What is an H-1B Transfer?
The term “H-1B transfer” is a bit of a misnomer. Any time an H-1B visa holder changes jobs, the new employer files a new petition with USCIS to bring that employee over. So, the transfer is really the changing of companies. However, procedurally the new company is filing a brand new H-1B petition. The only difference between a new petition and a transfer is that the employee already has an H-1B and therefore the employer does not have to enter him or her in the annual H-1B visa lottery.
How do I transfer my H-1B if I have a job offer with another company?
Typically, USCIS requires some to demonstrate that they have been maintaining lawful status in order to change or to extend your non-immigrant status. For those in H-1B status, this means proving that you are currently employed by the H-1B sponsor/petitioner before extending your status or moving to a new employer.
A typical scenario involves an H-1B visa holder who is offered a job with another company and wants to ‘transfer’ her visa over. The new company will file an H-1B petition with USCIS seeking ‘transfer’ the candidate over. The candidate will typically remain with the current employer until the petition is approved, at which time she starts working for the new employer. Technically, the candidate can begin working with the new employer once USCIS receives the transfer petition. However, most people choose to stay with the current employer until an approval in an abundance of caution.

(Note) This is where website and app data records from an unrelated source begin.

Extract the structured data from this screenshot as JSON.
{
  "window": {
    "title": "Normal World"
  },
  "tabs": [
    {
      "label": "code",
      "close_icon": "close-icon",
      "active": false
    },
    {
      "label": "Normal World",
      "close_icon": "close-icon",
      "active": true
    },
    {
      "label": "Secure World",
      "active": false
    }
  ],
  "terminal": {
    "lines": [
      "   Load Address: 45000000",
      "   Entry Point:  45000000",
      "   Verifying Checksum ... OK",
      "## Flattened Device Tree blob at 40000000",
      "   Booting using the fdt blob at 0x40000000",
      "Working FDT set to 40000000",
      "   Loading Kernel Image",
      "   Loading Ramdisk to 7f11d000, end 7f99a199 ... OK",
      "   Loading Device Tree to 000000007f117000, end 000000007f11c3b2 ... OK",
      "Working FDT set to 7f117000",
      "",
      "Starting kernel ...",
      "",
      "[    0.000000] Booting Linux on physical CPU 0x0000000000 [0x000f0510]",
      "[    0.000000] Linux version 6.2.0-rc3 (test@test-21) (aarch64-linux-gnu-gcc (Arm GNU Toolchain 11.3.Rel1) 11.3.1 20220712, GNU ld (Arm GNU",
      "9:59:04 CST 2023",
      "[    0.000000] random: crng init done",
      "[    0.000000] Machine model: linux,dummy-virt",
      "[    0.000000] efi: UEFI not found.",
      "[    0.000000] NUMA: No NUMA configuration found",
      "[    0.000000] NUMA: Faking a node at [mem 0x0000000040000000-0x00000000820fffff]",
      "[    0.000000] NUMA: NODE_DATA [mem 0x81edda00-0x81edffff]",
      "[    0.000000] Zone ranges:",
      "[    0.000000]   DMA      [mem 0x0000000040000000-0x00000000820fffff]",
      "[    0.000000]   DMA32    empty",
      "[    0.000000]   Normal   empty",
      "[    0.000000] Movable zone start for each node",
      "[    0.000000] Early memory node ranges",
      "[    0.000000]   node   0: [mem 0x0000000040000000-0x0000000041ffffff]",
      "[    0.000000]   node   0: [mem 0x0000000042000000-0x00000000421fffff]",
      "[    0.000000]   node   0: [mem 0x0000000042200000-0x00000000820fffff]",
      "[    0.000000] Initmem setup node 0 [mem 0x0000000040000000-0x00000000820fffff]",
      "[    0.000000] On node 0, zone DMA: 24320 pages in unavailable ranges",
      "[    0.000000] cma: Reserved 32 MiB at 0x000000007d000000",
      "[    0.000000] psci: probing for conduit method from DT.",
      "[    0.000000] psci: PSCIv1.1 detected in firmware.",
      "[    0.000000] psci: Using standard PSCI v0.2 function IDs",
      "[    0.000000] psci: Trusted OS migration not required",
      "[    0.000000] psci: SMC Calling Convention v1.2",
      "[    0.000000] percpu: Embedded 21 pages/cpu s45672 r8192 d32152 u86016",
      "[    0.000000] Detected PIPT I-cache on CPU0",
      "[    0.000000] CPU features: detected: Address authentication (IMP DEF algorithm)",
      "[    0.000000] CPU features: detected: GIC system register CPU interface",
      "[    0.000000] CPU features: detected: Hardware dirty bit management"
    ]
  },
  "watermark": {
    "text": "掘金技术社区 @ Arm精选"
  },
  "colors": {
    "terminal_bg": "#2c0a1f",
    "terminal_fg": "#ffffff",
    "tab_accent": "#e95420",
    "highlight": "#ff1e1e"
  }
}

Can I transfer my H-1B if I have already been laid off?
If a candidate is in H-1B status and her current employer terminates or lays her off, she are considered out of status. As stated earlier, USCIS typically requires her to prove that she has maintained lawful status when extending or transferring your H-1B. Fortunately, USCIS provides a 60-day grace period after the last day of employment during which a new employer can file a petition to transfer an H-1B over. So long as the petition is received by USCIS within the 60-day grace period, the candidate can remain in the U.S. and even start working for the new company.
What happens if I can’t find a new employer within 60 days?
If you are not able to find a new employer to transfer your visa within 60 days, you should immediately leave the U.S. before accruing too much unlawful status. Even if you find a new job, that employer has to file the petition within 60 days of the last date of your employment. If more than 60 days has elapsed and you are offered a job, the new employer can still file an H-1B petition with USCIS on your behalf. The only difference is that you still have to depart the U.S. and wait abroad for an approval.
If the petition is approved, you may re-enter the U.S. in H-1B status depending on whether you: 1) have an existing H-1B visa with the previous company; 2) are from a country that does not require an H-1B visa to enter; or 3) don’t have an H-1B visa.
If you already have an H-1B visa with the company that just let you go, you can re-enter the U.S. on that visa with the I-797 approval notice from the new company. If you are from a country such as Canada, you can simply re-enter the U.S. in H-1B status with the I-797 approval notice. If you are not from Canada and you do not have an H-1B visa, you will have to make an appointment at the U.S. consulate nearest you and apply for a visa before you can re-enter the U.S.